Your answer must be the listing, given again word for word.
Available records below:
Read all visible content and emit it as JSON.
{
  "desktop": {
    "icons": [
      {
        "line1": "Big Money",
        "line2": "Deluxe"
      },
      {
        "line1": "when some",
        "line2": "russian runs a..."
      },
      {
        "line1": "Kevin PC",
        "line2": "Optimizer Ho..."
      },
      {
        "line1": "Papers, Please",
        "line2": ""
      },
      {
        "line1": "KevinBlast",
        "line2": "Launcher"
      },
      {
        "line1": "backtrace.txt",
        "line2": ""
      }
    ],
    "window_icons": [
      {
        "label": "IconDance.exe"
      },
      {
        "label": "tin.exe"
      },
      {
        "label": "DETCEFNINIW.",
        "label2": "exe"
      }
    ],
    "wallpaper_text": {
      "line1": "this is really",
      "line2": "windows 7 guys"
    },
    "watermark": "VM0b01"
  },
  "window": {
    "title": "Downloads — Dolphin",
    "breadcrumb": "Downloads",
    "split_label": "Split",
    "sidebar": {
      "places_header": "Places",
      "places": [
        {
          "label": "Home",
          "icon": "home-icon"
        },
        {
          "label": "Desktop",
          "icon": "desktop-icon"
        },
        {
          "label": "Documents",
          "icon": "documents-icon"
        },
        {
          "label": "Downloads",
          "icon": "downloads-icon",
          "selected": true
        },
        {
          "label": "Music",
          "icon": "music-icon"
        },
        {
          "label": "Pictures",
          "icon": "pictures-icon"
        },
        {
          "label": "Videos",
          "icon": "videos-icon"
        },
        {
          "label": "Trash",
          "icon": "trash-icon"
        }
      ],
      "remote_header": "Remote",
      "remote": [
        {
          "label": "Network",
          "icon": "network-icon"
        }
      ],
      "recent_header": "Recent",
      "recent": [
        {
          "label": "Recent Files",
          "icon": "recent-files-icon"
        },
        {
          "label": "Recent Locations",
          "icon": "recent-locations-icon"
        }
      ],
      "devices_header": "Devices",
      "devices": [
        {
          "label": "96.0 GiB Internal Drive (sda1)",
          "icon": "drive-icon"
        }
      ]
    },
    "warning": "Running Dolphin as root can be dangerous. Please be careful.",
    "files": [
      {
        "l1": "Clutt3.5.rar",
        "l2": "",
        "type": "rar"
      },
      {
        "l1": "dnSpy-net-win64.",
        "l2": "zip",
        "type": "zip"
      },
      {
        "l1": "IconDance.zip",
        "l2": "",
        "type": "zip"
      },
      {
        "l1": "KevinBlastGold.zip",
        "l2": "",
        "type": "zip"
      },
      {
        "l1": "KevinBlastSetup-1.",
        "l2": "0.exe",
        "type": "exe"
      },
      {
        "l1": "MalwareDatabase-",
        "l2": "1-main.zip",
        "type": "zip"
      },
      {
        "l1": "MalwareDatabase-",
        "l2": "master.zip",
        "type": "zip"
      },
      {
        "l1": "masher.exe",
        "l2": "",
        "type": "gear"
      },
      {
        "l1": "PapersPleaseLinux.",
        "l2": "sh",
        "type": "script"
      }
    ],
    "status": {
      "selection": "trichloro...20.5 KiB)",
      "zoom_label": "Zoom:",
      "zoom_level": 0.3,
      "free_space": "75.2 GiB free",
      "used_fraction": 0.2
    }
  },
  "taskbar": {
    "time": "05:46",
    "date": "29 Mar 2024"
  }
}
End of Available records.
## Output below
Read all visible content and emit it as JSON.
{
  "desktop": {
    "icons": [
      {
        "line1": "Big Money",
        "line2": "Deluxe"
      },
      {
        "line1": "when some",
        "line2": "russian runs a..."
      },
      {
        "line1": "Kevin PC",
        "line2": "Optimizer Ho..."
      },
      {
        "line1": "Papers, Please",
        "line2": ""
      },
      {
        "line1": "KevinBlast",
        "line2": "Launcher"
      },
      {
        "line1": "backtrace.txt",
        "line2": ""
      }
    ],
    "window_icons": [
      {
        "label": "IconDance.exe"
      },
      {
        "label": "tin.exe"
      },
      {
        "label": "DETCEFNINIW.",
        "label2": "exe"
      }
    ],
    "wallpaper_text": {
      "line1": "this is really",
      "line2": "windows 7 guys"
    },
    "watermark": "VM0b01"
  },
  "window": {
    "title": "Downloads — Dolphin",
    "breadcrumb": "Downloads",
    "split_label": "Split",
    "sidebar": {
      "places_header": "Places",
      "places": [
        {
          "label": "Home",
          "icon": "home-icon"
        },
        {
          "label": "Desktop",
          "icon": "desktop-icon"
        },
        {
          "label": "Documents",
          "icon": "documents-icon"
        },
        {
          "label": "Downloads",
          "icon": "downloads-icon",
          "selected": true
        },
        {
          "label": "Music",
          "icon": "music-icon"
        },
        {
          "label": "Pictures",
          "icon": "pictures-icon"
        },
        {
          "label": "Videos",
          "icon": "videos-icon"
        },
        {
          "label": "Trash",
          "icon": "trash-icon"
        }
      ],
      "remote_header": "Remote",
      "remote": [
        {
          "label": "Network",
          "icon": "network-icon"
        }
      ],
      "recent_header": "Recent",
      "recent": [
        {
          "label": "Recent Files",
          "icon": "recent-files-icon"
        },
        {
          "label": "Recent Locations",
          "icon": "recent-locations-icon"
        }
      ],
      "devices_header": "Devices",
      "devices": [
        {
          "label": "96.0 GiB Internal Drive (sda1)",
          "icon": "drive-icon"
        }
      ]
    },
    "warning": "Running Dolphin as root can be dangerous. Please be careful.",
    "files": [
      {
        "l1": "Clutt3.5.rar",
        "l2": "",
        "type": "rar"
      },
      {
        "l1": "dnSpy-net-win64.",
        "l2": "zip",
        "type": "zip"
      },
      {
        "l1": "IconDance.zip",
        "l2": "",
        "type": "zip"
      },
      {
        "l1": "KevinBlastGold.zip",
        "l2": "",
        "type": "zip"
      },
      {
        "l1": "KevinBlastSetup-1.",
        "l2": "0.exe",
        "type": "exe"
      },
      {
        "l1": "MalwareDatabase-",
        "l2": "1-main.zip",
        "type": "zip"
      },
      {
        "l1": "MalwareDatabase-",
        "l2": "master.zip",
        "type": "zip"
      },
      {
        "l1": "masher.exe",
        "l2": "",
        "type": "gear"
      },
      {
        "l1": "PapersPleaseLinux.",
        "l2": "sh",
        "type": "script"
      }
    ],
    "status": {
      "selection": "trichloro...20.5 KiB)",
      "zoom_label": "Zoom:",
      "zoom_level": 0.3,
      "free_space": "75.2 GiB free",
      "used_fraction": 0.2
    }
  },
  "taskbar": {
    "time": "05:46",
    "date": "29 Mar 2024"
  }
}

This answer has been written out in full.